Exercise: Using the entries that follow, collect the lines where the word "arrow" appears.
Source material START
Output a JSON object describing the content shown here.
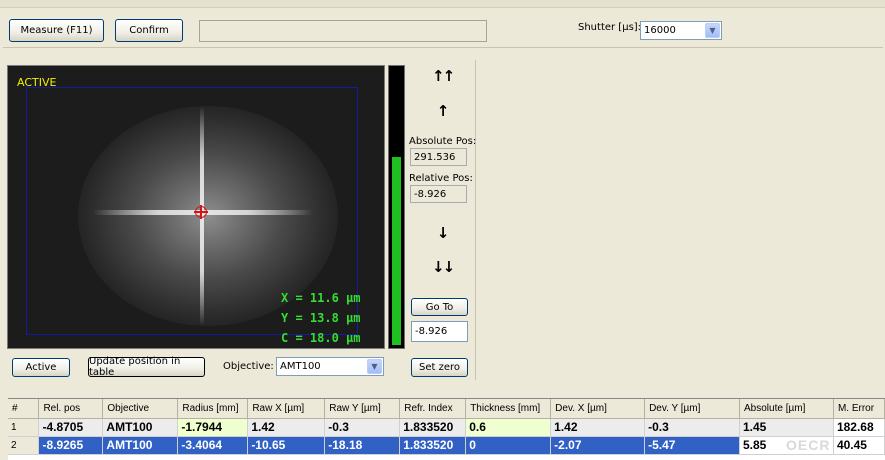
{
  "toolbar": {
    "measure_label": "Measure (F11)",
    "confirm_label": "Confirm",
    "shutter_label": "Shutter [µs]:",
    "shutter_value": "16000"
  },
  "camera": {
    "status": "ACTIVE",
    "x_readout": "X = 11.6 µm",
    "y_readout": "Y = 13.8 µm",
    "c_readout": "C = 18.0 µm"
  },
  "focus_level": 0.68,
  "position": {
    "absolute_label": "Absolute Pos:",
    "absolute_value": "291.536",
    "relative_label": "Relative Pos:",
    "relative_value": "-8.926",
    "goto_label": "Go To",
    "goto_value": "-8.926",
    "set_zero_label": "Set zero",
    "up_fast_icon": "double-up-arrow",
    "up_icon": "up-arrow",
    "down_icon": "down-arrow",
    "down_fast_icon": "double-down-arrow"
  },
  "controls": {
    "active_label": "Active",
    "update_label": "Update position in table",
    "objective_label": "Objective:",
    "objective_value": "AMT100"
  },
  "table": {
    "columns": [
      "#",
      "Rel. pos",
      "Objective",
      "Radius [mm]",
      "Raw X [µm]",
      "Raw Y  [µm]",
      "Refr. Index",
      "Thickness [mm]",
      "Dev. X  [µm]",
      "Dev. Y  [µm]",
      "Absolute [µm]",
      "M. Error"
    ],
    "rows": [
      [
        "1",
        "-4.8705",
        "AMT100",
        "-1.7944",
        "1.42",
        "-0.3",
        "1.833520",
        "0.6",
        "1.42",
        "-0.3",
        "1.45",
        "182.68"
      ],
      [
        "2",
        "-8.9265",
        "AMT100",
        "-3.4064",
        "-10.65",
        "-18.18",
        "1.833520",
        "0",
        "-2.07",
        "-5.47",
        "5.85",
        "40.45"
      ]
    ]
  },
  "watermark": "OECR"
}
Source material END
Exercise solution:
    "up_fast_icon": "double-up-arrow",
    "up_icon": "up-arrow",
    "down_icon": "down-arrow",
    "down_fast_icon": "double-down-arrow"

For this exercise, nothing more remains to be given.